  • Solvent extraction is a very effective way to separate most of the target metals from the leach solution. Separation of cadmium from zinc is always difficult, and a solvent extraction separation could not be justified in the conceptual flowsheet prepared based on the data generated by the project. Therefore, cadmium cementation using zinc dust was used for cadmium recovery in the conceptual flowsheet.

  • Metals recoveries could be improved by reducing the system EH, but the improvement was only marginal and recoveries were disappointing for cobalt (~20 percent), nickel (~40 percent), and zinc (~50 percent), as compared with 90?100 percent for copper and 80?90 percent for cadmium.

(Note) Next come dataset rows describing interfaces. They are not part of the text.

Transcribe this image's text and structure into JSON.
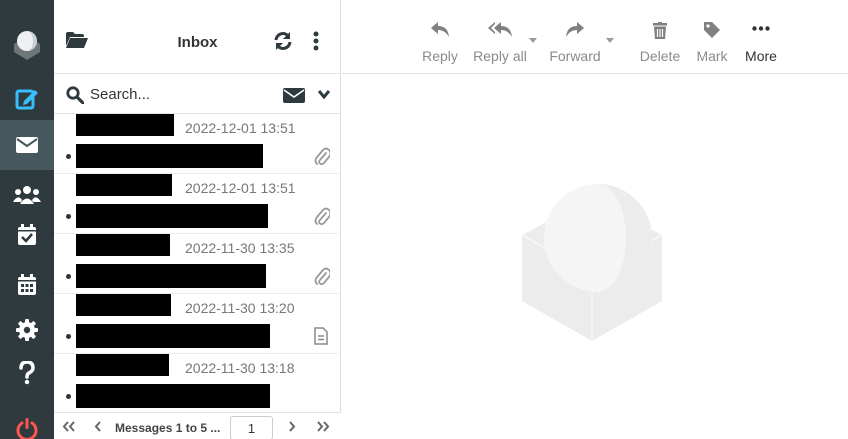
{
  "rail": {
    "items": [
      {
        "name": "logo",
        "icon": "roundcube-logo-icon"
      },
      {
        "name": "compose",
        "icon": "compose-icon",
        "color": "#37beff"
      },
      {
        "name": "mail",
        "icon": "envelope-icon",
        "active": true
      },
      {
        "name": "contacts",
        "icon": "contacts-icon"
      },
      {
        "name": "tasks",
        "icon": "tasks-icon"
      },
      {
        "name": "calendar",
        "icon": "calendar-icon"
      },
      {
        "name": "settings",
        "icon": "gear-icon"
      },
      {
        "name": "help",
        "icon": "help-icon"
      },
      {
        "name": "logout",
        "icon": "power-icon",
        "color": "#ff5552"
      }
    ]
  },
  "list": {
    "folder_title": "Inbox",
    "search_placeholder": "Search...",
    "messages": [
      {
        "date": "2022-12-01 13:51",
        "attachment": "paperclip-icon"
      },
      {
        "date": "2022-12-01 13:51",
        "attachment": "paperclip-icon"
      },
      {
        "date": "2022-11-30 13:35",
        "attachment": "paperclip-icon"
      },
      {
        "date": "2022-11-30 13:20",
        "attachment": "document-icon"
      },
      {
        "date": "2022-11-30 13:18",
        "attachment": ""
      }
    ],
    "pager": {
      "text": "Messages 1 to 5 ...",
      "page": "1"
    }
  },
  "toolbar": {
    "reply": "Reply",
    "reply_all": "Reply all",
    "forward": "Forward",
    "delete": "Delete",
    "mark": "Mark",
    "more": "More"
  },
  "colors": {
    "rail_bg": "#2f3a3f",
    "rail_active": "#47575e",
    "accent": "#37beff",
    "logout": "#ff5552"
  }
}
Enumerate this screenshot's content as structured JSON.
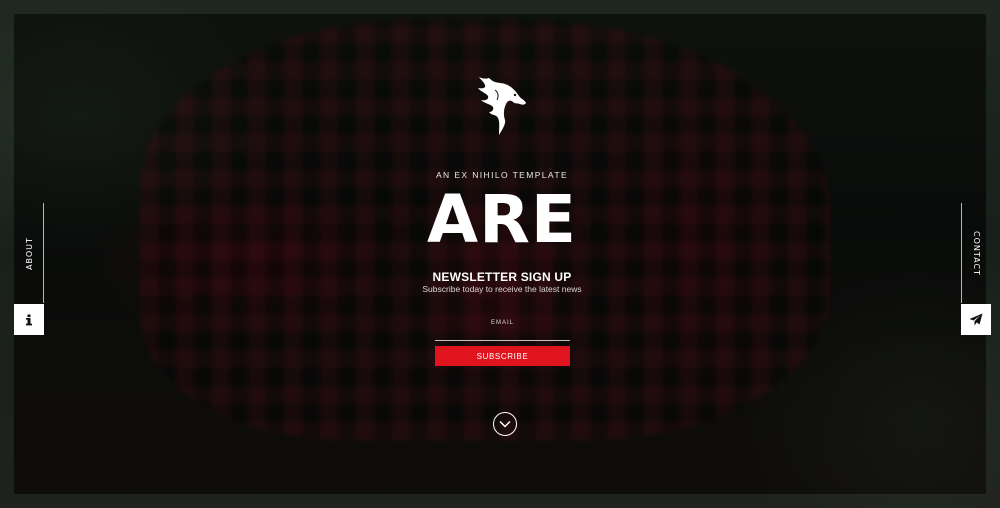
{
  "brand": {
    "tagline": "AN EX NIHILO TEMPLATE",
    "title": "ARE"
  },
  "newsletter": {
    "title": "NEWSLETTER SIGN UP",
    "subtitle": "Subscribe today to receive the latest news",
    "email_label": "EMAIL",
    "email_value": "",
    "subscribe_label": "SUBSCRIBE"
  },
  "side_nav": {
    "left": {
      "label": "ABOUT",
      "icon": "info-icon"
    },
    "right": {
      "label": "CONTACT",
      "icon": "paper-plane-icon"
    }
  },
  "scroll": {
    "icon": "chevron-down-icon"
  },
  "colors": {
    "accent": "#e0141f",
    "overlay": "#000000",
    "text": "#ffffff"
  }
}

With these relatively low leach recoveries for cobalt, nickel, and zinc, sludge recycle would be required in an actual process to increase overall recoveries.

  • Ammonia could be recycled for leaching purposes without the requirement of steam-stripping for its recycle, a potentially difficult and expensive step.

  • Process economics show that the technology is only potentially attractive if considered as an alternative to an expensive sludge disposal option, such as a hazardous waste handler.


This project showed that ammoniacal leaching followed by solvent extraction and subsequent metallurgical processing steps is a viable technique for recycling certain metals from hydroxide sludges. The approach is technically feasible, with all equipment and materials being off-the-shelf. Economic feasibility is more complicated. Although leach recoveries were marginally increased by leaching under very reducing conditions, the recoveries overall were relatively disappointing, particularly for cobalt and nickel. This requires sludge recycle as part of the treatment process, which in turn drives up capital and operating costs. The economics are heavily driven by the content of the feed sludge, both from a standpoint of the specific contained metals as well as the number of metals targeted for recovery. The economics also are heavily driven by the cost of alternatives (e.g., cost of sludge disposal if not handled by this process). Relatively attractive economics were seen based on the content of the feed sludge prepared for testing purposes, but primarily because this sludge contained about 4 percent cobalt. Cobalt is far more valuable than the other target metals, and is unlikely to appear in an electroplating sludge. If the revenues from cobalt are removed, the economics are not overly attractive. There are sludges, such as electromachining sludges, that contain significant cobalt, and this process should be quite effective on those types of feedstocks. As far as electroplating-type sludges, the process would be most effective on sludges rich in nickel and copper, or on more typical sludges but with only one or two, or at most three metals targeted for recovery.

Further work in this area should focus on:

  • Improving recoveries of the target metals, particularly nickel and zinc because they would be most commonly found of the poorer leaching metals, to approach thermodynamic expectations.

  • Application of ammoniacal leaching to other oxidized waste streams, particularly those containing cobalt, nickel, and copper.

  • Evaluation of the optimum recovery method for the metals in solution not easily obtainable by electrowinning (e.g., by crystallization, precipitation with caustic and calcining to the oxide, and precipitation as a carbonate).

  • Additional bench testing of SX reagents to produce pH isotherms, extraction isotherms, and stripping isotherms.

Supplemental Keywords:

sludge recycling, ammoniacal leaching, metals., RFA, Scientific Discipline, Toxics, Waste, Sustainable Industry/Business, cleaner production/pollution prevention, Remediation, Chemistry, Contaminant Candidate List, pesticides, Hazardous Waste, New/Innovative technologies, Engineering, Hazardous, 33/50, Environmental Engineering, waste treatment, waste sludge, cobalt, ammoniacal leaching, solvent exraction, electroplating, metal finishing, metal plating industry, metal recovery , metal recovery, Zinc, recycling, hydroxide sludge, copper, ammoniacal leaching techniques, cadmium, nickel & nickel compounds, pollution prevention, sludge, extraction of metals

Progress and Final Reports:
Original Abstract